Ever since they were boys, my father and his brother Sam worked side-by-side 6 days a week running the family upholstery shop. A. Brood & Sons. That store was the lifeblood of our family. Brood Fabrics. I hear those words in Uncle Sam’s voice, answering the phone whenever I called over to the store to talk with Dad. I hear his bird song whistle traveling out from his office loft, drifting down through the bolts of mohair, silk, chenille to capture Dad’s attention on theshop floor below. That store was the evolution of a dream. A dream realized by their Jewish father after he made a home in Philadelphia following his emigration from Poland just prior to WWII. That store was the foundation our family was built upon. My father and his brother carried their father’s dream forward as long as they could until a complexity of circumstances (including Dad’s Alzheimer’s diagnosis) forced them into retirement in 2010. My father was 76 at the time. Uncle Sam was 80. If you were to count up all the hours in their lives, they may have spent the majority of them together. Brothers, business partners, best friends, soul companions. After the store closed, for years whenever the brothers would speak their conversations were saturated with longing for the days they spent together on 4th Street on Fabric Row. Even now, many days Dad will emerge from a revery asking for a ride to the store. Whenever he is in despair or feeling gripped by his anxiety, he will ask for his brother Sam. “I need to call my brother Sam. I need to talk to Sam. Please help me get my brother Sam on the line.” We took my father to see his brother for the last time on Saturday morning. We sat Dad by Sam, guided their hands together, and let them be that way for a while – drifting through dilaudid and dementia induced haze. In that state I felt their yearning as well as their peace. Woven together, they lived for and within each other.

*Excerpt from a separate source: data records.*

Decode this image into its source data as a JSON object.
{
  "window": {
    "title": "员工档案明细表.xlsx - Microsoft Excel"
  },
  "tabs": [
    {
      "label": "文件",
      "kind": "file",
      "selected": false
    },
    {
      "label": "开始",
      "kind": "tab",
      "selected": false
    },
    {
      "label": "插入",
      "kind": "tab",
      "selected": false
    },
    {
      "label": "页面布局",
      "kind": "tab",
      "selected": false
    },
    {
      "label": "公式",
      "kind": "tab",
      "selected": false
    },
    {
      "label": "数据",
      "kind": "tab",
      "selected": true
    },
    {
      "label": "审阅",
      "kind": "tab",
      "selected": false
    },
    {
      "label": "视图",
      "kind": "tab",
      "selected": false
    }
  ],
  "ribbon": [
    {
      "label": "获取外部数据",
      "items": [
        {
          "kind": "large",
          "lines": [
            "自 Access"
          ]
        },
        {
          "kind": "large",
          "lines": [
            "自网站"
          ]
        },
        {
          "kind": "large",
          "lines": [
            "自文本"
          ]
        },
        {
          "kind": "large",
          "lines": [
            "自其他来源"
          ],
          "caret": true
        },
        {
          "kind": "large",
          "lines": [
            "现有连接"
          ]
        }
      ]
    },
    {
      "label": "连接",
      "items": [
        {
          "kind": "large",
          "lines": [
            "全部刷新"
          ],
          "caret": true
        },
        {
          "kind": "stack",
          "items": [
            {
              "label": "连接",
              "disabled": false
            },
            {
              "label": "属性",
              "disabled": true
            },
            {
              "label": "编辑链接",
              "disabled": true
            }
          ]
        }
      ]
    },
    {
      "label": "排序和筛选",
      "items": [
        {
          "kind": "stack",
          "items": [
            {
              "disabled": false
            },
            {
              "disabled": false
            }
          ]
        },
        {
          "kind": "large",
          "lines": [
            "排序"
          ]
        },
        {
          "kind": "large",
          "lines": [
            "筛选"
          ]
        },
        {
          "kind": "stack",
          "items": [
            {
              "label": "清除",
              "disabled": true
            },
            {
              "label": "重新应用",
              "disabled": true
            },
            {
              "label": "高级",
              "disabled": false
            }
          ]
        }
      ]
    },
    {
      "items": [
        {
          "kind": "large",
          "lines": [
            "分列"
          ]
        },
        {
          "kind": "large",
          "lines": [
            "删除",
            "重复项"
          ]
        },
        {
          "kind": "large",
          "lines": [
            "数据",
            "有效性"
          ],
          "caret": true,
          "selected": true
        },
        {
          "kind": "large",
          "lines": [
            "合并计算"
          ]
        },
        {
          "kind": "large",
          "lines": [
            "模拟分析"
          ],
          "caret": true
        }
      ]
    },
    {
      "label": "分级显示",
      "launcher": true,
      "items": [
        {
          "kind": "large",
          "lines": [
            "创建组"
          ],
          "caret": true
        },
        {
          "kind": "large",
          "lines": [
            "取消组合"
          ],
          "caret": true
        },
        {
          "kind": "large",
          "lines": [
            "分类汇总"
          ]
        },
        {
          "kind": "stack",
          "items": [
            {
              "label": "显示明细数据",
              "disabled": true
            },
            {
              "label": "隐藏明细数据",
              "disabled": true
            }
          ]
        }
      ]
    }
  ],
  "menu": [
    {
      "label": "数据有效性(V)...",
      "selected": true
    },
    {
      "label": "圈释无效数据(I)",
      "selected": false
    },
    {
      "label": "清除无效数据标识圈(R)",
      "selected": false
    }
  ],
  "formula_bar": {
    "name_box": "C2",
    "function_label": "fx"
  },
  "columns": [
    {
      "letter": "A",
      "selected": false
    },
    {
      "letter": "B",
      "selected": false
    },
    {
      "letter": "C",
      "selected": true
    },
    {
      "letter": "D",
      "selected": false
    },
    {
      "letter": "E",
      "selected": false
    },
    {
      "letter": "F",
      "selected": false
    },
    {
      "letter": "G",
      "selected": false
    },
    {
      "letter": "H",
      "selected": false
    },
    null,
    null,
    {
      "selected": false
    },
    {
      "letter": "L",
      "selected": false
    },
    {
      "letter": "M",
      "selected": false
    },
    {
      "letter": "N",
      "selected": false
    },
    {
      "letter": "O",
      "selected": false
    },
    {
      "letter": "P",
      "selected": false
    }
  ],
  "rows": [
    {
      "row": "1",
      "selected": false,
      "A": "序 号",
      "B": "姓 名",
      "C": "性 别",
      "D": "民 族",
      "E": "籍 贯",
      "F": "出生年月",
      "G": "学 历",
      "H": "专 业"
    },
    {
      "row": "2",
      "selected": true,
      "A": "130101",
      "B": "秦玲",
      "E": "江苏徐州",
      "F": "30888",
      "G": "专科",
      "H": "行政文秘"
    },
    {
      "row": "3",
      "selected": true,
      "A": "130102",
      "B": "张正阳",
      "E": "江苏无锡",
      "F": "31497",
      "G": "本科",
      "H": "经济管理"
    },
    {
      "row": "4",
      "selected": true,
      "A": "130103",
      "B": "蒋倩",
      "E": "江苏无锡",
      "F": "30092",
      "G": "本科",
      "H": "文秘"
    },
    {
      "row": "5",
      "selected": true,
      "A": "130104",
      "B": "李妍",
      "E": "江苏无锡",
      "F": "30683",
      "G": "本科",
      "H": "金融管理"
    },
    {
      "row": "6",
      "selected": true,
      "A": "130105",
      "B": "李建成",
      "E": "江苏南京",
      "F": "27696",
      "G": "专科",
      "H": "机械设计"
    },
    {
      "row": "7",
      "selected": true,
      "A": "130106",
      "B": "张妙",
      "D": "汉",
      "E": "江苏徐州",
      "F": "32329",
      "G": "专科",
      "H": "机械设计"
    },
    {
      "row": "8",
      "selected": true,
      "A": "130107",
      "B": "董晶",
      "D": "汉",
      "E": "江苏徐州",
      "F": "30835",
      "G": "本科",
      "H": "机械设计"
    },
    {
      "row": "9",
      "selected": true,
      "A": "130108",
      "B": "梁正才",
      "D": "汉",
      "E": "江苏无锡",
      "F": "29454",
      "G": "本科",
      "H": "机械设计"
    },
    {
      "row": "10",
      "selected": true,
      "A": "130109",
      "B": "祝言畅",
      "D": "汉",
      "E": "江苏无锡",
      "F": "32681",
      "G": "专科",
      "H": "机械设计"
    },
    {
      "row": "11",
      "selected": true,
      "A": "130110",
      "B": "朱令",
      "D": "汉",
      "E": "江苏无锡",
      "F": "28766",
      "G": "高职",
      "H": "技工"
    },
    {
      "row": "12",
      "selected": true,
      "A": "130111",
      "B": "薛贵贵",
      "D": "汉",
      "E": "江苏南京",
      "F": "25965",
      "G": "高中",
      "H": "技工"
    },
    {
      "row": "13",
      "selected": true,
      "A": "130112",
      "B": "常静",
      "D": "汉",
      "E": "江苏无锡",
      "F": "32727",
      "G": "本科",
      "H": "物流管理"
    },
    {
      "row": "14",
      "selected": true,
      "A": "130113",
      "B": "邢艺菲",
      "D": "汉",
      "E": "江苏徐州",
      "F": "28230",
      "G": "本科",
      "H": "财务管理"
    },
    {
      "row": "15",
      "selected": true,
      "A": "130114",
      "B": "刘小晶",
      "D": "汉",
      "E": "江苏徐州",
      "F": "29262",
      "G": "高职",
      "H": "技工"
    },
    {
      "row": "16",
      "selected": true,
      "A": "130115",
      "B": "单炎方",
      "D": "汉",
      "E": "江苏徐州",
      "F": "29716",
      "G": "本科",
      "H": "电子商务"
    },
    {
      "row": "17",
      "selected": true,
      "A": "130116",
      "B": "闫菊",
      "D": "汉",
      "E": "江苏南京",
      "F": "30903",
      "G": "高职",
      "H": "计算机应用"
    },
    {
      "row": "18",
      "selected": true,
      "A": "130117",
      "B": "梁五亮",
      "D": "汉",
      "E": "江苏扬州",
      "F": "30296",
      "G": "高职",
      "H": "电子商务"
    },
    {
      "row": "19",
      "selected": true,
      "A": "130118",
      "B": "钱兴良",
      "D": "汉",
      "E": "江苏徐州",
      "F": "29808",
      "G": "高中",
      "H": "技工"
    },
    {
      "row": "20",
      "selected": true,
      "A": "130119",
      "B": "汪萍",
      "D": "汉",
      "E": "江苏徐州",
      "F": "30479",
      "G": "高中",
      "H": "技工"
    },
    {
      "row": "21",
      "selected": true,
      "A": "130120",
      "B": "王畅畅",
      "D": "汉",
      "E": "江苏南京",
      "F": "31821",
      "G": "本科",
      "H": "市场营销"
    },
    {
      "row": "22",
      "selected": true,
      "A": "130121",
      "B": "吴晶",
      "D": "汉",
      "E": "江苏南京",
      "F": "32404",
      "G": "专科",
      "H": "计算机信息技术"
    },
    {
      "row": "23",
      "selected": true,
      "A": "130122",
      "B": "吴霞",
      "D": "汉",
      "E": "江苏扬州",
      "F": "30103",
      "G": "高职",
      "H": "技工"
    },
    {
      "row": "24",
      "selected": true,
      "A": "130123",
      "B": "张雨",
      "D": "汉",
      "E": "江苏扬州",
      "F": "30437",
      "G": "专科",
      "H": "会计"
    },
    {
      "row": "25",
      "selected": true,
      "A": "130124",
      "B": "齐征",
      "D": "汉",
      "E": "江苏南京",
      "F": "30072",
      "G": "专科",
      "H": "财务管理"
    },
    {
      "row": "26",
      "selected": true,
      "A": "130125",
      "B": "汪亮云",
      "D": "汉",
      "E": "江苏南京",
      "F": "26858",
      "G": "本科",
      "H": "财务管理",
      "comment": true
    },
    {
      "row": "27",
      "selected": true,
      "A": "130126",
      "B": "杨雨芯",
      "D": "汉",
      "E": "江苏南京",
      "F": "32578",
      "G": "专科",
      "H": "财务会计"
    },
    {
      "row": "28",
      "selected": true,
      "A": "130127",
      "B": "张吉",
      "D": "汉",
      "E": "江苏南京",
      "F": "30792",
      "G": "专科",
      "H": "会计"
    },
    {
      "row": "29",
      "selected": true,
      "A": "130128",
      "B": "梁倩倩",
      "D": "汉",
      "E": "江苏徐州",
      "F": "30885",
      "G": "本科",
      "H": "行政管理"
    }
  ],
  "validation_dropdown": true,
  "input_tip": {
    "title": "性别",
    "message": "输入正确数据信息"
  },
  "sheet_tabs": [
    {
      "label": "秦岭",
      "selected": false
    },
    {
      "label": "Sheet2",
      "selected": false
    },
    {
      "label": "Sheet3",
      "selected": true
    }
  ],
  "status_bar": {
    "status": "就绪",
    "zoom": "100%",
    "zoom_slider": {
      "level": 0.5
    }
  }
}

Sam slipped from his body yesterday afternoon trailing threads into the other world. We cling to the opposite end of this distance. The gravity of our loss pulls the wrinkles from the weaving revealing an intricate tapestry of family and love.
It’s a small world. My husbands grandfather was also a Jewish upholsterer from Philadelphia , Bill Greenberg He would have been 25-30 years older but who knows , they probably crossed paths being in the same industry :). Nice story thanks
That pendant hanging from his neck in the photo. Familiar. My mother wore one until 1:45 Saturday morning until I slipped it from her. She insisted on wearing even though I was in the room with, and would be as long as she was there. And then she didn’t need it any more. I’m sorry for the ending in your life, Elizabeth. Thank you for sharing it.
Elizabeth, that’s a lovely, lovely tribute to your father, his brother, and your family. I wish and pray for you to have all you need to hold your father up as he walks on without his beloved friend and brother. And a special prayer for you and your siblings, too.
You are the wonderful daughter, filled with love and compassion well beyond most. My Dad lived with dementia in his latter years, his Mom Alzheimer’s. I have done therapy dog visits with my girls for the last 15 years, so I know that you have gone above what most humans are almost capable of doing for those that we love. To say that I admire you is an understatement. You and your family and always in my prayers and thoughts. I know that you cherish every moment that you have as I did.
Beautiful and heartbreaking! I can’t imagine your dad’s longing in his loss. And I can’t imagine the pain your heart suffers as you both must navigate forward in the strange darkness. I’m so sorry dear friend. For all of it. Holding you in heart with all the hugs, love and support!